Charles Alexander Toms July 15, 1955 – April 1, 2020
It’s ironic that this perpetual prankster left us on April 1st. I thought we would have way more time together but we sure packed a lot into these years. He was larger than life. You couldn’t go ANYWHERE without running into someone that knew him.
Chuck was a Detroit police officer, a tower of a man! We were safe with him and I genuinely felt that if he was there, nothing bad would ever happen to us. A particular instance comes to mind when I ponder what a badass he really was ... years back some teenagers were breaking into our garage. He ran after them (freaking us all out) and returned literally carrying two of them like suitcases. As a young child my mind was completely blown. To me, he was a hero. One look at him indicated intimidation, yet children and animals gravitated towards him. He had a squishy soft side and was intensely hands on. He coached our teams and went to every single one of our games (that he didn’t coach). He had our backs. ALWAYS. He was even a lunch lady at one point, which was a sight to behold.
One of my all-time favorite stories involves the time he tried to teach me how to drive a stick shift. I was 16 and he took me to a local Detroit mall. I could not seem to get past this one incline. We’d have to get out, change seats, get past and switch off. There was a group hanging out at this particular spot heckling us each time we passed by. At one point they decided to throw handfuls off dirt through our open windows hitting my dad directly in the eye, a high-speed chase ensued. I had never imagined a 1981 Sonoma pickup truck could go 110 mph (that’s what it felt like). He chased them down and they were apprehended with the help of mall security lol. It was exhilarating and confirmed what I had already known.
The only thing more impressive was his love for his family, especially his grandchildren. They all knew that if they wanted something and mom and dad said no, papa would get it for them without hesitation. He was the treat master. He always had something for the kids, oftentimes stashing candy up their sleeves and in their pockets. While Sara has two boys, I had no intention of having children. He was in my ear constantly urging me to give him a granddaughter. He was elated when my daughter blew two weeks past her due date to be born on HIS birthday!
He loved music and was the “DJ” wherever we were at. He had killer dance moves and was amazing at knowing random facts. I can’t count how many times I called him with a trivia question. He ALWAYS knew the answer! He was funnier than hell and had a knack for mixing up words. My sister and I were in stitches when he tried telling us how much he liked the band “effervescence” (Evanescence). He had more shoes and clothes than the three of us girls put together and wouldn’t so much as walk to the mailbox without showering first. His propensity toward B-rated movies and TV shows made for an entertaining childhood. He loved fishing, the Rockies, food, and fun. He was the life of the party and you best believe that later this summer we are eating coney dogs and drinking Crown XO to celebrate this amazing man!

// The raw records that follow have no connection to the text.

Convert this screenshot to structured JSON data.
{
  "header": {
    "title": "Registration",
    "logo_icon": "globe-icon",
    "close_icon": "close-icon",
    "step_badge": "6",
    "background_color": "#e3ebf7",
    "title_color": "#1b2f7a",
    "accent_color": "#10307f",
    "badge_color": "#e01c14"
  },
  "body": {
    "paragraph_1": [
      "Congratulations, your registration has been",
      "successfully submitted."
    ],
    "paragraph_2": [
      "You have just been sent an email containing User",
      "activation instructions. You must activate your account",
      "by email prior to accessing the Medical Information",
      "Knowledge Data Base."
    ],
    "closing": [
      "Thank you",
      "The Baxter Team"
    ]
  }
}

He is survived by Laraine, his wife of 40 years, his two daughters-Melissa (Brad) and Sara (Tom), three grandchildren, Kaleb, Charlie and Remy, his father Charles Sr., sisters, Sherri, Karen, Phyllis and Christine, and brother, Michael. He is also survived by several cousins, friends, nieces, and nephews.